“So that this session 8 does not mean it’s over, we lost, I signed the citizens’ oath! »Announced this Sunday Grégoire Fraty, one of the 150 drawn at the Climate Convention. A few minutes earlier, Thierry Pech, co-chair of the governance of this experience of participatory democracy, unprecedented in France, concluded in a soft voice. In all, seventeen months of investment. During this final meeting (virtual, Covid obliges) a generalized disappointment was expressed, reflected in the very bad report card sent to the government.
This weekend, citizens assessed whether their proposals were taken into account on six major themes, and the government has never had the average: 3.4 out of 10 for “accommodation”; 3, 7 for the “produce and consume”, “feed” and “move” themes. On governance, that is to say the operation of this initiative, a small 4 out of 10. Like a wind of failure. Sunday, in the mosaic of video conference speakers, each raised a panel with a brief message. We could read “fatigue”, “sadness”, but also “We let nothing go”.
An oath for the planet
William Aucant, one of the drawn, put to the vote “an oath” to promise to respect the objectives set by their proposals, at least in a personal capacity. “It is already a way of continuing to act”, underlines Agnès Catoire, very invested in the association 150, which monitors the future of their 150 proposals. “Of course, individual actions cannot do everything, but you need a click, a symbol,” she continues. The citizens’ oath will soon be published on a platform, all French people will be invited to sign it. “Until citizen Macron”, claims William.
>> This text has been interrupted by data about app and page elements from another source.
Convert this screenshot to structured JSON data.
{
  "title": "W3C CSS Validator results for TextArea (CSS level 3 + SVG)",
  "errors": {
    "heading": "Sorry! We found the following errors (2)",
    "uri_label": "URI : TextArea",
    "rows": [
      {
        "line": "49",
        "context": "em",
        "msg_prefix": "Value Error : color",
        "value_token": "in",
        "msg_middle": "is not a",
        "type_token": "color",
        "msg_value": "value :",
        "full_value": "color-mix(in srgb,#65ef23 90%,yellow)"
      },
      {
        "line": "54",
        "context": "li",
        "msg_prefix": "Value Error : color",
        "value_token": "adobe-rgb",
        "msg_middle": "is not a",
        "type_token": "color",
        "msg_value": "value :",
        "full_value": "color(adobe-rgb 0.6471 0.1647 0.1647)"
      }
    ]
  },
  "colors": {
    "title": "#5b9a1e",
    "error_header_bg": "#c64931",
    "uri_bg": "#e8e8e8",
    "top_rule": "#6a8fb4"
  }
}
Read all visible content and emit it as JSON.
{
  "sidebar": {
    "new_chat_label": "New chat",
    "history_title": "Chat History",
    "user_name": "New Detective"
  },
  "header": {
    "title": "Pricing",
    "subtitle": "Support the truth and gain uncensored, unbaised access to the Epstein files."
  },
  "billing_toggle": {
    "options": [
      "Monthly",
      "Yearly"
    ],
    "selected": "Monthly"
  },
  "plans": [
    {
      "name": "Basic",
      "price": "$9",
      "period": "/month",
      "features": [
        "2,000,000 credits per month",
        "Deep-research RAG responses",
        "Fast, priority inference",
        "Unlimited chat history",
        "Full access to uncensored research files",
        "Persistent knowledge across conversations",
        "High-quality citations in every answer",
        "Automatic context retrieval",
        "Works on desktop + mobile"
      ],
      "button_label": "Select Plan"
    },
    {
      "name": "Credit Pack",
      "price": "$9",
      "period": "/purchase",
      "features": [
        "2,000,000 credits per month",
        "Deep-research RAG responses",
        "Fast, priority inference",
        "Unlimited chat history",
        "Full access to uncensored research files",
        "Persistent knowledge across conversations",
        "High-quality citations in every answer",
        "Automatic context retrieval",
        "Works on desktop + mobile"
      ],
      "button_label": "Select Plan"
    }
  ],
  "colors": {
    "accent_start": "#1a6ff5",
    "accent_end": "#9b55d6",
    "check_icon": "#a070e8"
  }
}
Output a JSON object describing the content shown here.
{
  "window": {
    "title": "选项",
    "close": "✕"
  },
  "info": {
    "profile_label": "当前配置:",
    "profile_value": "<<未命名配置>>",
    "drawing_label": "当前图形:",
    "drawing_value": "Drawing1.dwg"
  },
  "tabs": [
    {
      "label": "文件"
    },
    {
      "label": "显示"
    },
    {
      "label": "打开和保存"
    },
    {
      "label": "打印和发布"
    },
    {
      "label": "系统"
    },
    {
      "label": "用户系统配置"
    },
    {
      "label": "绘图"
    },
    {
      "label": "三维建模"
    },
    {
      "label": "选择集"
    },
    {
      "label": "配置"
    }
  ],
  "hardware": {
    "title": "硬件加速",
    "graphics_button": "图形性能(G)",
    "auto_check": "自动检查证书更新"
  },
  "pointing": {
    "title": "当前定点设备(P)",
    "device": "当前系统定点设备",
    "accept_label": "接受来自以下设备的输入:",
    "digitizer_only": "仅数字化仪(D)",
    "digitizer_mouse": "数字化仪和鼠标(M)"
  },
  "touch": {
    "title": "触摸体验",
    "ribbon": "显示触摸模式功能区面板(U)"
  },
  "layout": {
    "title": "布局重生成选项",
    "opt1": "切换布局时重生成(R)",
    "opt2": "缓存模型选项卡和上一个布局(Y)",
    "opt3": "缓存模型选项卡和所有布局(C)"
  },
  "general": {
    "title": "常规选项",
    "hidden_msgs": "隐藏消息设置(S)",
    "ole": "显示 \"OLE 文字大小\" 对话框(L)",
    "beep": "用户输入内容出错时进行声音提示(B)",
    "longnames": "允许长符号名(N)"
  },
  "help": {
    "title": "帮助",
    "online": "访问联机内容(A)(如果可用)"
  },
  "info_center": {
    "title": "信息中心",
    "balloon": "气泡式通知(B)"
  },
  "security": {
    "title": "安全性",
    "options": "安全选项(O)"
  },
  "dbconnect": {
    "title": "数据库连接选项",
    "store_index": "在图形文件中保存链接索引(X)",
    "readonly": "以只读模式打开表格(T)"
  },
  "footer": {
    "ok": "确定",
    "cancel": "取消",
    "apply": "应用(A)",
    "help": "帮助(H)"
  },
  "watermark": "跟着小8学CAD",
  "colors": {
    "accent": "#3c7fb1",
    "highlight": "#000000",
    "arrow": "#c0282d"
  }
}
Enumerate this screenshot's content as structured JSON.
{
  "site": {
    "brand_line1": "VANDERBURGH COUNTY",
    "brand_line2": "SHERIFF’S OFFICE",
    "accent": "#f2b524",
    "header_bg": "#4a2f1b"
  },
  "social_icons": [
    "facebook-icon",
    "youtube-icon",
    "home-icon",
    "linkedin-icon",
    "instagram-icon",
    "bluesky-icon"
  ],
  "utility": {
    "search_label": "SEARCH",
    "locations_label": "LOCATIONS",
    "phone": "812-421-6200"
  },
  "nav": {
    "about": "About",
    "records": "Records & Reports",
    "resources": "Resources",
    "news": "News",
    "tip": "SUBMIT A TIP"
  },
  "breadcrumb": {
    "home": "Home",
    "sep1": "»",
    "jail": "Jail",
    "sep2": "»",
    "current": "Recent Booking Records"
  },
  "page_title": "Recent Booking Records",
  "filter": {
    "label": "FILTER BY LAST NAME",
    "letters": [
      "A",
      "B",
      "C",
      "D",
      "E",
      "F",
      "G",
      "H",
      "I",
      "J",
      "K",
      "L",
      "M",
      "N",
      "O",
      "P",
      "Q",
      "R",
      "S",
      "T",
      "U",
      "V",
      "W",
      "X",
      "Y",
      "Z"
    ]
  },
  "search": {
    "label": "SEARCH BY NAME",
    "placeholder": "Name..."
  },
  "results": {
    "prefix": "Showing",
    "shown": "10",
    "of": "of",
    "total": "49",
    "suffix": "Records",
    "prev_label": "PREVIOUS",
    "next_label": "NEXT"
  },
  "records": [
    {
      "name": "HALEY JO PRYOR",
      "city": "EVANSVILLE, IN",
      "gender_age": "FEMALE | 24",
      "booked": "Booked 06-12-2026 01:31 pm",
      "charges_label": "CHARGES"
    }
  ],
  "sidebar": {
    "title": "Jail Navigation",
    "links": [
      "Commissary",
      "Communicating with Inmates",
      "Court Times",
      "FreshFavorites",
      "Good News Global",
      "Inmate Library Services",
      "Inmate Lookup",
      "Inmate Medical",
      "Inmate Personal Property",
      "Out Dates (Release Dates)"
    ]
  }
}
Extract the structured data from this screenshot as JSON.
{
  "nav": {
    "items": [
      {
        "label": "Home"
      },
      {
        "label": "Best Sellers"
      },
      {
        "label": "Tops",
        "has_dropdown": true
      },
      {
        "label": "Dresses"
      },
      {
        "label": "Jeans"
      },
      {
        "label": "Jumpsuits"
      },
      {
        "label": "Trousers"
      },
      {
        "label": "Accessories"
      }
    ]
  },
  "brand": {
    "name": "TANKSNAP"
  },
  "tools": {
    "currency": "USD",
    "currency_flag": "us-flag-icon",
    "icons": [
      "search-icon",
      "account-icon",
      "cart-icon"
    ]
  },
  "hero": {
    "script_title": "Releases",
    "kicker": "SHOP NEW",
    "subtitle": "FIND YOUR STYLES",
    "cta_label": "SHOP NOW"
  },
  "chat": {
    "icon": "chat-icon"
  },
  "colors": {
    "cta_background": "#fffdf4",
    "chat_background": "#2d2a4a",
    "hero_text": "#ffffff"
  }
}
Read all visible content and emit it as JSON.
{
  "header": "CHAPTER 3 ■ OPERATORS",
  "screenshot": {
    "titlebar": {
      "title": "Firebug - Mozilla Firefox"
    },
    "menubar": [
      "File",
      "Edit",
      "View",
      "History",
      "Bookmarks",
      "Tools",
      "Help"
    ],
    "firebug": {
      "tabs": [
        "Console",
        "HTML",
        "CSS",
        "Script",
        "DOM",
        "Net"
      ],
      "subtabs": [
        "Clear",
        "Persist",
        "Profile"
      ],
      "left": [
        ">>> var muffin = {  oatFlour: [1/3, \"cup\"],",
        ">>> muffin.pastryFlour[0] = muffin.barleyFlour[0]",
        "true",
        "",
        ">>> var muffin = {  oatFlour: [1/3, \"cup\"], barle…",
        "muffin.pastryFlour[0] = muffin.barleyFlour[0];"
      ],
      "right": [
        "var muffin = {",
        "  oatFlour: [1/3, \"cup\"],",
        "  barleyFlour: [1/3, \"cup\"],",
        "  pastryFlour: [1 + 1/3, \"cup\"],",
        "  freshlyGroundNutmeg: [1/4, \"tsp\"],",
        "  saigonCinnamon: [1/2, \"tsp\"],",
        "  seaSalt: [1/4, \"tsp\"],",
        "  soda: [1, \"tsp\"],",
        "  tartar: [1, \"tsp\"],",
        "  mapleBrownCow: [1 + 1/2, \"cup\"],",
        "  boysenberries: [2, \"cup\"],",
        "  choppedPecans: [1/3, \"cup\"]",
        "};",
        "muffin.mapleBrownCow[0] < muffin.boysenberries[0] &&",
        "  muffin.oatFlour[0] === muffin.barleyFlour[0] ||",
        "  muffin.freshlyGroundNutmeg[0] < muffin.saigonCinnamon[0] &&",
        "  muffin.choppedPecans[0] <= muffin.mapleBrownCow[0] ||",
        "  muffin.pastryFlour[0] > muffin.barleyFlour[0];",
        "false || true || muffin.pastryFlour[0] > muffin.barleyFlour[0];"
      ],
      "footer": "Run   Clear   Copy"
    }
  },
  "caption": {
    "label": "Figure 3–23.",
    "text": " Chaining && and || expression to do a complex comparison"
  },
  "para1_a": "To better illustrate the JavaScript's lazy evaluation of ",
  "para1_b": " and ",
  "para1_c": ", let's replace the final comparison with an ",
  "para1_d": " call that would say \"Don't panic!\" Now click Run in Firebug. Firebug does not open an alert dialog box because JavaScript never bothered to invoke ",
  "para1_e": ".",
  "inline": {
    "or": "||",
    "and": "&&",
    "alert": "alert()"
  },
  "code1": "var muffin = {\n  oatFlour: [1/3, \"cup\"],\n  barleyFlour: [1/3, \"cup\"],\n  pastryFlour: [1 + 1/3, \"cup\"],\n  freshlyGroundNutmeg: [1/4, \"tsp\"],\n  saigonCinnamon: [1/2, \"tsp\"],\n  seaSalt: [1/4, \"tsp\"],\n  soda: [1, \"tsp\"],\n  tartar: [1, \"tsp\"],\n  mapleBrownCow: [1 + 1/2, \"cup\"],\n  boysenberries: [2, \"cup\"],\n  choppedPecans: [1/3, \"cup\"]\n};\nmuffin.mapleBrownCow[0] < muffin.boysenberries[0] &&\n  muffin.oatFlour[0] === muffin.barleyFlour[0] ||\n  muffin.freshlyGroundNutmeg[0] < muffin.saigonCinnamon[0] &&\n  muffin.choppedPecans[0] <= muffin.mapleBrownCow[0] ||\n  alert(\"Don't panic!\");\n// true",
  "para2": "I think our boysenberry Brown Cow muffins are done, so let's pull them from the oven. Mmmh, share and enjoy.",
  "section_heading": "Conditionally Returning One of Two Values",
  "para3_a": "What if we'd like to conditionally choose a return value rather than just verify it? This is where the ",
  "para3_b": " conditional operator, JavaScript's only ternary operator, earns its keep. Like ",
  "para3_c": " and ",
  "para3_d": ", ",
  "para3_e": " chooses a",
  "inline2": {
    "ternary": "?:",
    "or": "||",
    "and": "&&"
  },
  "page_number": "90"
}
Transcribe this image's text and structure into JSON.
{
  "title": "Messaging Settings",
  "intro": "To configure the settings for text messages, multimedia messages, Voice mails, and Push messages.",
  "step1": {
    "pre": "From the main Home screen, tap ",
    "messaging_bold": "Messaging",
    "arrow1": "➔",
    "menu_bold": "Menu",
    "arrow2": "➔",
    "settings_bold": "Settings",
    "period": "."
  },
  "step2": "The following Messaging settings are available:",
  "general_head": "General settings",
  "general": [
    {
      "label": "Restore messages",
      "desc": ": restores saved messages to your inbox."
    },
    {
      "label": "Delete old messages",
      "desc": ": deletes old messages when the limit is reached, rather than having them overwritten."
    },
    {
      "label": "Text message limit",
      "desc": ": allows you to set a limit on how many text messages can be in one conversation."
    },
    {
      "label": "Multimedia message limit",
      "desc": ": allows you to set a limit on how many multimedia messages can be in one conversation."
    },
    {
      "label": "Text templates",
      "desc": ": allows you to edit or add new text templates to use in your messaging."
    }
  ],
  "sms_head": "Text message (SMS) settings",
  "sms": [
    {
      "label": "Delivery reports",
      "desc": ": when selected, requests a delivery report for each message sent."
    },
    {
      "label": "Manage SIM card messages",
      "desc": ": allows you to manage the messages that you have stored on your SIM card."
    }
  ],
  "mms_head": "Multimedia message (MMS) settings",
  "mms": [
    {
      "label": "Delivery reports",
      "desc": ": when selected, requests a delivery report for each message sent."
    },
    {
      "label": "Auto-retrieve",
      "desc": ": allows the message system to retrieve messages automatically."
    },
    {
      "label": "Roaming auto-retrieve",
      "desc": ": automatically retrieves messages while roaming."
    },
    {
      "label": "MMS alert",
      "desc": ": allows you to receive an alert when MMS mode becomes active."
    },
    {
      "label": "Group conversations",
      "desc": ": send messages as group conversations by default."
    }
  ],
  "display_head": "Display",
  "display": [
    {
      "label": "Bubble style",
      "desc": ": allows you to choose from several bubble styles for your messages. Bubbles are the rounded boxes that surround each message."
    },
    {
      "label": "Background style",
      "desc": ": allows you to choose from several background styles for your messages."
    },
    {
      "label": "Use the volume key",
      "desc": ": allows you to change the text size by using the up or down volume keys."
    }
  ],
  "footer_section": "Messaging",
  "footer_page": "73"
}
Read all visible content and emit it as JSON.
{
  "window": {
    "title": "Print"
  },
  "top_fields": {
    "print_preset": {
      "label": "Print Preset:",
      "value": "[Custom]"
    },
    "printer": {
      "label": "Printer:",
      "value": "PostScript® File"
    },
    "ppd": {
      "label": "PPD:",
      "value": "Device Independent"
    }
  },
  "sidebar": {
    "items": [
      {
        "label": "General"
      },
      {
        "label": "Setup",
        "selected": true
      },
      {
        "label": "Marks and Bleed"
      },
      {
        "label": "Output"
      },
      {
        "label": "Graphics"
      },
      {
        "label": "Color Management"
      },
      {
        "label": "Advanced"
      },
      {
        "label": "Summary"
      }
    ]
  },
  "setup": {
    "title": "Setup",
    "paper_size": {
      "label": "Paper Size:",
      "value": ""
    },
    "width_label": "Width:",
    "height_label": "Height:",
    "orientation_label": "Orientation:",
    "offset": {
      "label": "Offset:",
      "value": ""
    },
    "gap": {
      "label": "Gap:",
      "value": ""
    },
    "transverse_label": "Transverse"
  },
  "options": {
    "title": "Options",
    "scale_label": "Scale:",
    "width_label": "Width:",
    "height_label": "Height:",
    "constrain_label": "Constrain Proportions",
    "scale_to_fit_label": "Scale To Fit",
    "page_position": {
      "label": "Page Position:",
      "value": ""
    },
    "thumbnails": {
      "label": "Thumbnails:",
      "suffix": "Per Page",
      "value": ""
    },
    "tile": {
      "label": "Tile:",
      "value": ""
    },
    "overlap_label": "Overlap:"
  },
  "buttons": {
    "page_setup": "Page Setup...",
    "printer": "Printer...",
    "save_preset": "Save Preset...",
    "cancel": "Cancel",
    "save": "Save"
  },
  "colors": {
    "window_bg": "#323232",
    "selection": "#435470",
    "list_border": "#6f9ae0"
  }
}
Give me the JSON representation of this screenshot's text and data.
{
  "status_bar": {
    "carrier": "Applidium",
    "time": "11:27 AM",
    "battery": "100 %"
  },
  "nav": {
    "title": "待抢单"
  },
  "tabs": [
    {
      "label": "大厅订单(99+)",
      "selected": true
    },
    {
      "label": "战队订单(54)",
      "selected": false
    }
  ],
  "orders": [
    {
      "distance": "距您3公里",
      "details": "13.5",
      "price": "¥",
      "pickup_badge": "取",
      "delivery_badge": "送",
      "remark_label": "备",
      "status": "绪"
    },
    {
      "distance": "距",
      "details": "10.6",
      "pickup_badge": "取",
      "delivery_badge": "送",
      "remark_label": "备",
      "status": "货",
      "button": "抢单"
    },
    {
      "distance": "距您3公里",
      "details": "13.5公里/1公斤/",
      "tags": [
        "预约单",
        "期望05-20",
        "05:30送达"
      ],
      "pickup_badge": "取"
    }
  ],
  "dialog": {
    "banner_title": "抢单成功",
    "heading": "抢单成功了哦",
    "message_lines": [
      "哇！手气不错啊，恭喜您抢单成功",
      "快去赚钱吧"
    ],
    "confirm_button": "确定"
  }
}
Some of those drawn have already taken “their pilgrim stick” to the National Assembly first, which will have to adopt the bill resulting from their proposals, renamed Climate and Resilience. “We are counting on the time for amendments to gain new victories,” insists Grégoire Fraty. Then should follow the referendum promised by the Head of State to introduce the defense of climate and biodiversity in the Constitution.